══ Records shown

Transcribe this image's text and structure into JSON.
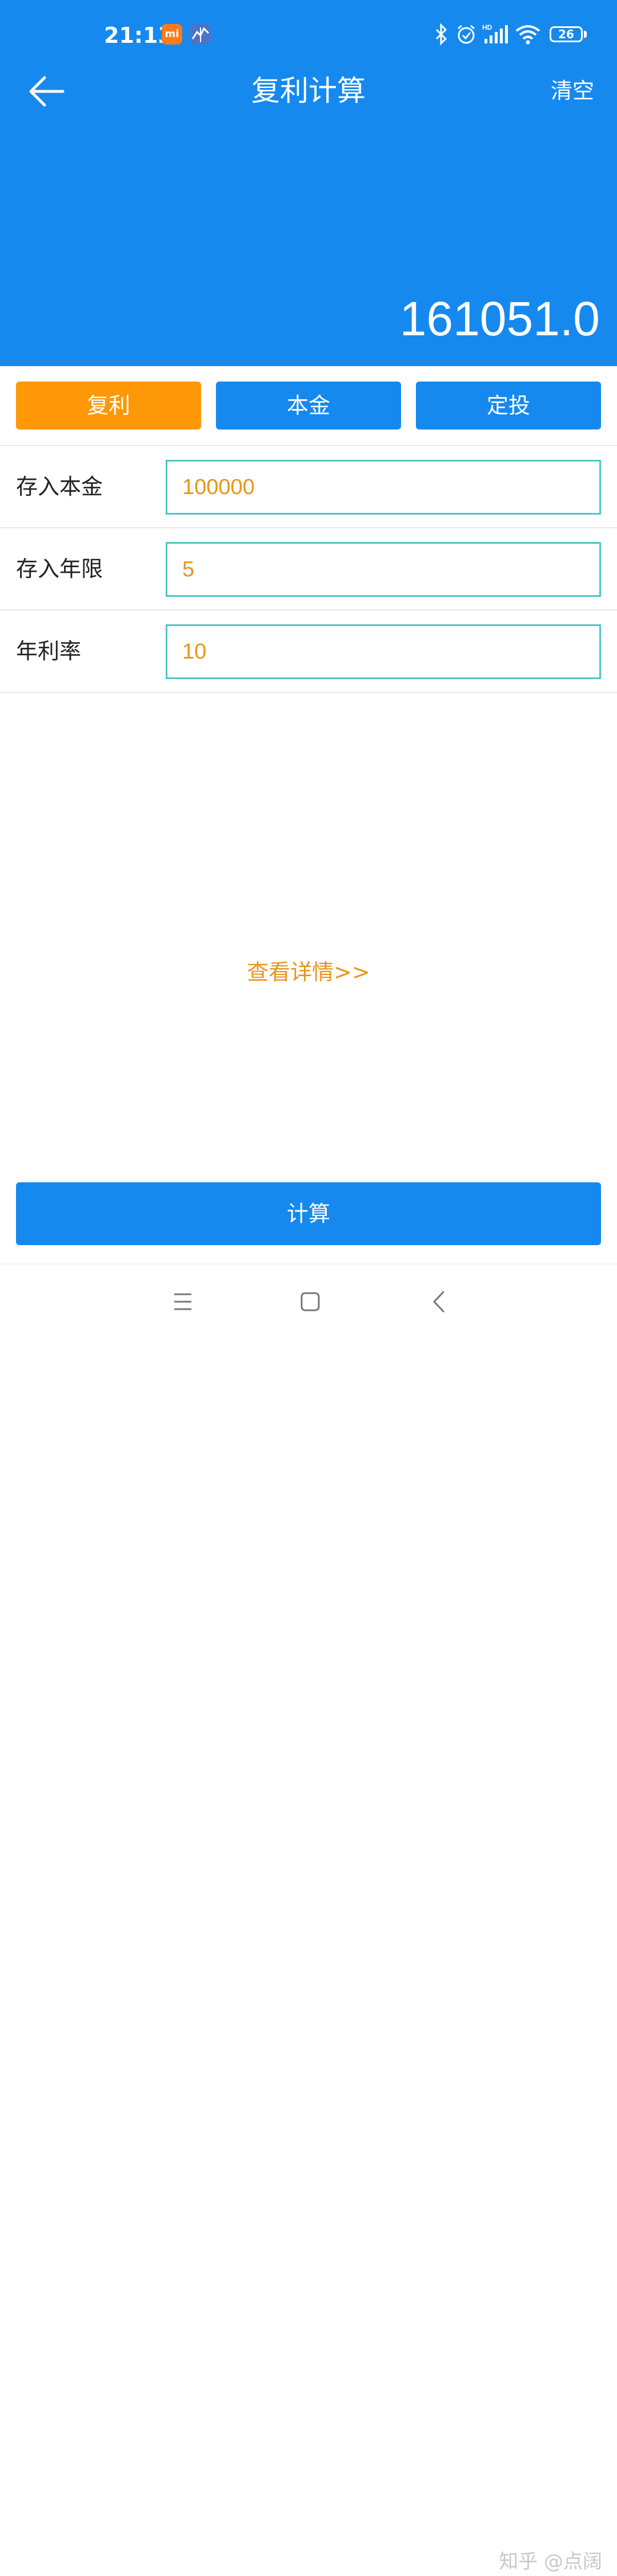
{
  "status_bar": {
    "time": "21:13",
    "mi_badge": "mi",
    "battery_level": "26",
    "icons": [
      "mi-app-icon",
      "chart-app-icon",
      "bluetooth-icon",
      "alarm-icon",
      "hd-signal-icon",
      "wifi-icon",
      "battery-icon"
    ]
  },
  "header": {
    "title": "复利计算",
    "clear_label": "清空",
    "result": "161051.0",
    "back_icon": "arrow-left-icon"
  },
  "tabs": [
    {
      "label": "复利",
      "active": true
    },
    {
      "label": "本金",
      "active": false
    },
    {
      "label": "定投",
      "active": false
    }
  ],
  "form": {
    "principal": {
      "label": "存入本金",
      "value": "100000"
    },
    "years": {
      "label": "存入年限",
      "value": "5"
    },
    "rate": {
      "label": "年利率",
      "value": "10"
    }
  },
  "details_label": "查看详情>>",
  "calculate_label": "计算",
  "nav": {
    "icons": [
      "menu-icon",
      "home-icon",
      "back-icon"
    ]
  },
  "watermark": "知乎 @点阔",
  "colors": {
    "primary": "#1689ef",
    "accent": "#ff9807",
    "input_border": "#4fc6c4",
    "value_text": "#e8961a"
  }
}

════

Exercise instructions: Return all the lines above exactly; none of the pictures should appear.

Problem solution:
Transcribe this image's text and structure into JSON.
{
  "status_bar": {
    "time": "21:13",
    "mi_badge": "mi",
    "battery_level": "26",
    "icons": [
      "mi-app-icon",
      "chart-app-icon",
      "bluetooth-icon",
      "alarm-icon",
      "hd-signal-icon",
      "wifi-icon",
      "battery-icon"
    ]
  },
  "header": {
    "title": "复利计算",
    "clear_label": "清空",
    "result": "161051.0",
    "back_icon": "arrow-left-icon"
  },
  "tabs": [
    {
      "label": "复利",
      "active": true
    },
    {
      "label": "本金",
      "active": false
    },
    {
      "label": "定投",
      "active": false
    }
  ],
  "form": {
    "principal": {
      "label": "存入本金",
      "value": "100000"
    },
    "years": {
      "label": "存入年限",
      "value": "5"
    },
    "rate": {
      "label": "年利率",
      "value": "10"
    }
  },
  "details_label": "查看详情>>",
  "calculate_label": "计算",
  "nav": {
    "icons": [
      "menu-icon",
      "home-icon",
      "back-icon"
    ]
  },
  "watermark": "知乎 @点阔",
  "colors": {
    "primary": "#1689ef",
    "accent": "#ff9807",
    "input_border": "#4fc6c4",
    "value_text": "#e8961a"
  }
}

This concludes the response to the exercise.